_EXERCISE GOAL_
Write out the full listing below exactly as given.
* * *
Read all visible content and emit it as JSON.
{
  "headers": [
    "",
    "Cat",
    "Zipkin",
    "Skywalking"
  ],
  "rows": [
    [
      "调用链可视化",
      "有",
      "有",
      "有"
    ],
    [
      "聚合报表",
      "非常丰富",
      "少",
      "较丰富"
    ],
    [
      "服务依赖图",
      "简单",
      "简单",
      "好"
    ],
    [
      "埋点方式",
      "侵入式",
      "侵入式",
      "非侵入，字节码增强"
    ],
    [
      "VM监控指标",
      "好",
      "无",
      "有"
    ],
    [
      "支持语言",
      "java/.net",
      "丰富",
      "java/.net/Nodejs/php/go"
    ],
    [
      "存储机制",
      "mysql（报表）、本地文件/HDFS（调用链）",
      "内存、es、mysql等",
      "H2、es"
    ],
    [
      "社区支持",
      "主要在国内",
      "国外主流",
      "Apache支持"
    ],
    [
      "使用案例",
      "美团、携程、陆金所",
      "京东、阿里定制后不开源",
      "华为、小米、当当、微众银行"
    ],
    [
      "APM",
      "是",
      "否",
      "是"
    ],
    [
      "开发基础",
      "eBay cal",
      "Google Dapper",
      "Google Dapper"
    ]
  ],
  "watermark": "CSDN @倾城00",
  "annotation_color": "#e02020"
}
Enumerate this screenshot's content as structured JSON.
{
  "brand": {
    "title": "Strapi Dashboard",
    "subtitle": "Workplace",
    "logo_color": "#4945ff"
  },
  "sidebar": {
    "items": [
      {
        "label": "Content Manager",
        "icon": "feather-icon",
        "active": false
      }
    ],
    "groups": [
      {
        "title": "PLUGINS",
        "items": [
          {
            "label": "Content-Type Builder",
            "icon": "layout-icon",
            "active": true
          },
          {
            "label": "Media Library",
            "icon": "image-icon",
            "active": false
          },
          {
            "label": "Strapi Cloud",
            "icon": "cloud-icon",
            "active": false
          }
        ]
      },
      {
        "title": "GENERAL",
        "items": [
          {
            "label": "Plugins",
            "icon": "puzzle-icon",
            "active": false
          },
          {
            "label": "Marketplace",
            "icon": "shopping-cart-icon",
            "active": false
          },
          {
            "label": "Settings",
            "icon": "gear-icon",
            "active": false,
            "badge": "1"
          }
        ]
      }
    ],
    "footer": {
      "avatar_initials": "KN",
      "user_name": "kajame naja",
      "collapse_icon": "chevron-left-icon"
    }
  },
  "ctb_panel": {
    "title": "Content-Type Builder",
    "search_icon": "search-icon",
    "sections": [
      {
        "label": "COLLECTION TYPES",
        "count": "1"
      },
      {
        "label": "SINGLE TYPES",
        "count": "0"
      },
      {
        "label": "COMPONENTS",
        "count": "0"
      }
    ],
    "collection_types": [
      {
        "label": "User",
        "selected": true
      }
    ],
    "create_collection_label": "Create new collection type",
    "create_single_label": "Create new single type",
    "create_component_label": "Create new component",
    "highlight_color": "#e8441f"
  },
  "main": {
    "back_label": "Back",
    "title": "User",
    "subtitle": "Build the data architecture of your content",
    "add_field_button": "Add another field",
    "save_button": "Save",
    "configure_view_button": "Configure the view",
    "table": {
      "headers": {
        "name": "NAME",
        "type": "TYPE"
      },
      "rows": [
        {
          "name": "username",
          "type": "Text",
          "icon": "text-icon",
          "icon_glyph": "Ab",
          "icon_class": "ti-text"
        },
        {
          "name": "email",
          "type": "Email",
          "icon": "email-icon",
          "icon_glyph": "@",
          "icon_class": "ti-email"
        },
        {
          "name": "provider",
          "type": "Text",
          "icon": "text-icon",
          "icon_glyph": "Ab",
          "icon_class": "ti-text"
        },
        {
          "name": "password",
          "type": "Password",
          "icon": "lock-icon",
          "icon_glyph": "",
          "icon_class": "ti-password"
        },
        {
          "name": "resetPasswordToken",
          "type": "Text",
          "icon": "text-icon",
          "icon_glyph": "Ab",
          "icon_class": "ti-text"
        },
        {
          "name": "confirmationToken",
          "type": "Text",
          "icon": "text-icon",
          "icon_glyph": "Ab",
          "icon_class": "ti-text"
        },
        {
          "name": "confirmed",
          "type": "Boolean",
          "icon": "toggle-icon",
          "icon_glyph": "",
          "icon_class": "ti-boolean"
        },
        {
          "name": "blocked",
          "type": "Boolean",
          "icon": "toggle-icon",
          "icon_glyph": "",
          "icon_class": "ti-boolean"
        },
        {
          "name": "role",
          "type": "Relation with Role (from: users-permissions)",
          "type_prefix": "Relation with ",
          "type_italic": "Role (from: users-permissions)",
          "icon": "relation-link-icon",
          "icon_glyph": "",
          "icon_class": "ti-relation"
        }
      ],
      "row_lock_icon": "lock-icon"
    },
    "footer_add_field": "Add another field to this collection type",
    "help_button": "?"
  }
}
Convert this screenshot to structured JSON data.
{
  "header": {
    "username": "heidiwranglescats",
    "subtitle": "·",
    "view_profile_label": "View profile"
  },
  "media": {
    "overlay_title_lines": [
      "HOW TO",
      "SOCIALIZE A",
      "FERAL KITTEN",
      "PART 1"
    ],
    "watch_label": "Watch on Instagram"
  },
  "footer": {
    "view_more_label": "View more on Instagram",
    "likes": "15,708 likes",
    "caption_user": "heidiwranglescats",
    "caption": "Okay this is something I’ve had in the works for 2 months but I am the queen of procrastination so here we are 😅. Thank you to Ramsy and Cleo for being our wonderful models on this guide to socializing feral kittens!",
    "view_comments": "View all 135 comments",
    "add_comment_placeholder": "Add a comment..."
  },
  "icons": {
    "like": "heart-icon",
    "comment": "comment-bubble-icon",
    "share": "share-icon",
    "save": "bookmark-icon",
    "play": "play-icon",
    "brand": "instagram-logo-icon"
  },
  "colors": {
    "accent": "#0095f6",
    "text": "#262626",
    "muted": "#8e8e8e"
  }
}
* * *
_ANSWER SPACE_
Read all visible content and emit it as JSON.
{
  "headers": [
    "",
    "Cat",
    "Zipkin",
    "Skywalking"
  ],
  "rows": [
    [
      "调用链可视化",
      "有",
      "有",
      "有"
    ],
    [
      "聚合报表",
      "非常丰富",
      "少",
      "较丰富"
    ],
    [
      "服务依赖图",
      "简单",
      "简单",
      "好"
    ],
    [
      "埋点方式",
      "侵入式",
      "侵入式",
      "非侵入，字节码增强"
    ],
    [
      "VM监控指标",
      "好",
      "无",
      "有"
    ],
    [
      "支持语言",
      "java/.net",
      "丰富",
      "java/.net/Nodejs/php/go"
    ],
    [
      "存储机制",
      "mysql（报表）、本地文件/HDFS（调用链）",
      "内存、es、mysql等",
      "H2、es"
    ],
    [
      "社区支持",
      "主要在国内",
      "国外主流",
      "Apache支持"
    ],
    [
      "使用案例",
      "美团、携程、陆金所",
      "京东、阿里定制后不开源",
      "华为、小米、当当、微众银行"
    ],
    [
      "APM",
      "是",
      "否",
      "是"
    ],
    [
      "开发基础",
      "eBay cal",
      "Google Dapper",
      "Google Dapper"
    ]
  ],
  "watermark": "CSDN @倾城00",
  "annotation_color": "#e02020"
}
Enumerate this screenshot's content as structured JSON.
{
  "brand": {
    "title": "Strapi Dashboard",
    "subtitle": "Workplace",
    "logo_color": "#4945ff"
  },
  "sidebar": {
    "items": [
      {
        "label": "Content Manager",
        "icon": "feather-icon",
        "active": false
      }
    ],
    "groups": [
      {
        "title": "PLUGINS",
        "items": [
          {
            "label": "Content-Type Builder",
            "icon": "layout-icon",
            "active": true
          },
          {
            "label": "Media Library",
            "icon": "image-icon",
            "active": false
          },
          {
            "label": "Strapi Cloud",
            "icon": "cloud-icon",
            "active": false
          }
        ]
      },
      {
        "title": "GENERAL",
        "items": [
          {
            "label": "Plugins",
            "icon": "puzzle-icon",
            "active": false
          },
          {
            "label": "Marketplace",
            "icon": "shopping-cart-icon",
            "active": false
          },
          {
            "label": "Settings",
            "icon": "gear-icon",
            "active": false,
            "badge": "1"
          }
        ]
      }
    ],
    "footer": {
      "avatar_initials": "KN",
      "user_name": "kajame naja",
      "collapse_icon": "chevron-left-icon"
    }
  },
  "ctb_panel": {
    "title": "Content-Type Builder",
    "search_icon": "search-icon",
    "sections": [
      {
        "label": "COLLECTION TYPES",
        "count": "1"
      },
      {
        "label": "SINGLE TYPES",
        "count": "0"
      },
      {
        "label": "COMPONENTS",
        "count": "0"
      }
    ],
    "collection_types": [
      {
        "label": "User",
        "selected": true
      }
    ],
    "create_collection_label": "Create new collection type",
    "create_single_label": "Create new single type",
    "create_component_label": "Create new component",
    "highlight_color": "#e8441f"
  },
  "main": {
    "back_label": "Back",
    "title": "User",
    "subtitle": "Build the data architecture of your content",
    "add_field_button": "Add another field",
    "save_button": "Save",
    "configure_view_button": "Configure the view",
    "table": {
      "headers": {
        "name": "NAME",
        "type": "TYPE"
      },
      "rows": [
        {
          "name": "username",
          "type": "Text",
          "icon": "text-icon",
          "icon_glyph": "Ab",
          "icon_class": "ti-text"
        },
        {
          "name": "email",
          "type": "Email",
          "icon": "email-icon",
          "icon_glyph": "@",
          "icon_class": "ti-email"
        },
        {
          "name": "provider",
          "type": "Text",
          "icon": "text-icon",
          "icon_glyph": "Ab",
          "icon_class": "ti-text"
        },
        {
          "name": "password",
          "type": "Password",
          "icon": "lock-icon",
          "icon_glyph": "",
          "icon_class": "ti-password"
        },
        {
          "name": "resetPasswordToken",
          "type": "Text",
          "icon": "text-icon",
          "icon_glyph": "Ab",
          "icon_class": "ti-text"
        },
        {
          "name": "confirmationToken",
          "type": "Text",
          "icon": "text-icon",
          "icon_glyph": "Ab",
          "icon_class": "ti-text"
        },
        {
          "name": "confirmed",
          "type": "Boolean",
          "icon": "toggle-icon",
          "icon_glyph": "",
          "icon_class": "ti-boolean"
        },
        {
          "name": "blocked",
          "type": "Boolean",
          "icon": "toggle-icon",
          "icon_glyph": "",
          "icon_class": "ti-boolean"
        },
        {
          "name": "role",
          "type": "Relation with Role (from: users-permissions)",
          "type_prefix": "Relation with ",
          "type_italic": "Role (from: users-permissions)",
          "icon": "relation-link-icon",
          "icon_glyph": "",
          "icon_class": "ti-relation"
        }
      ],
      "row_lock_icon": "lock-icon"
    },
    "footer_add_field": "Add another field to this collection type",
    "help_button": "?"
  }
}
Convert this screenshot to structured JSON data.
{
  "header": {
    "username": "heidiwranglescats",
    "subtitle": "·",
    "view_profile_label": "View profile"
  },
  "media": {
    "overlay_title_lines": [
      "HOW TO",
      "SOCIALIZE A",
      "FERAL KITTEN",
      "PART 1"
    ],
    "watch_label": "Watch on Instagram"
  },
  "footer": {
    "view_more_label": "View more on Instagram",
    "likes": "15,708 likes",
    "caption_user": "heidiwranglescats",
    "caption": "Okay this is something I’ve had in the works for 2 months but I am the queen of procrastination so here we are 😅. Thank you to Ramsy and Cleo for being our wonderful models on this guide to socializing feral kittens!",
    "view_comments": "View all 135 comments",
    "add_comment_placeholder": "Add a comment..."
  },
  "icons": {
    "like": "heart-icon",
    "comment": "comment-bubble-icon",
    "share": "share-icon",
    "save": "bookmark-icon",
    "play": "play-icon",
    "brand": "instagram-logo-icon"
  },
  "colors": {
    "accent": "#0095f6",
    "text": "#262626",
    "muted": "#8e8e8e"
  }
}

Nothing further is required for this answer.